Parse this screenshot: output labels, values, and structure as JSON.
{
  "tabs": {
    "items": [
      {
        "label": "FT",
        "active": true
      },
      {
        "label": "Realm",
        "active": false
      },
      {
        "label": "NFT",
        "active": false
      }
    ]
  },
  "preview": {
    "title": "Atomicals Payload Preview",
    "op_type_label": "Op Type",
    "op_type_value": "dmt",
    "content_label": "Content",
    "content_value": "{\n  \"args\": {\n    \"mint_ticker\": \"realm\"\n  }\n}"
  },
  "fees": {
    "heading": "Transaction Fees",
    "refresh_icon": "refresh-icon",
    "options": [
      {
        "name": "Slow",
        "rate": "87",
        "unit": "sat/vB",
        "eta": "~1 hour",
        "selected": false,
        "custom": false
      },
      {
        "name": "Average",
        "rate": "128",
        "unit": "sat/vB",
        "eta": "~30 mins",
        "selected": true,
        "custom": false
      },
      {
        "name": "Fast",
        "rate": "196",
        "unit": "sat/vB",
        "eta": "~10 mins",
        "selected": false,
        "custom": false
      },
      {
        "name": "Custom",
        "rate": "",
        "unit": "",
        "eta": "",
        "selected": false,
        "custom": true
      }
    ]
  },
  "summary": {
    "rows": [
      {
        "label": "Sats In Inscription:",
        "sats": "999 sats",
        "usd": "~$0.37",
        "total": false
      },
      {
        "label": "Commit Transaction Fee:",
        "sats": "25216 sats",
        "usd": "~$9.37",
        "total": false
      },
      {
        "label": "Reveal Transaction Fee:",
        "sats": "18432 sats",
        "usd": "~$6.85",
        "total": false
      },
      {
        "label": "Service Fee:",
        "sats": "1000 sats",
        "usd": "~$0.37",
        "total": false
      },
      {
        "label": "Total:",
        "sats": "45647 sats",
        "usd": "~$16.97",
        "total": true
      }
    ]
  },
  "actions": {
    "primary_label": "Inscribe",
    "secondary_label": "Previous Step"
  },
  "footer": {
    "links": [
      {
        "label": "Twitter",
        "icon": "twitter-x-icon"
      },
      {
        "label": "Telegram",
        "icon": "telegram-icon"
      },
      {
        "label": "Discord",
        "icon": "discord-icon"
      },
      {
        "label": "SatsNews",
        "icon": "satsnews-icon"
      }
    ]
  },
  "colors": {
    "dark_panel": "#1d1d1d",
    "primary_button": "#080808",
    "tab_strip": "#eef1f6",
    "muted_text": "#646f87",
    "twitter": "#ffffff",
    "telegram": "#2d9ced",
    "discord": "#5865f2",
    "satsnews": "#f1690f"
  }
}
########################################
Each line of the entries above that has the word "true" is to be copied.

> _Solution for this problem_:
        "active": true
        "selected": true,
        "custom": true
        "total": true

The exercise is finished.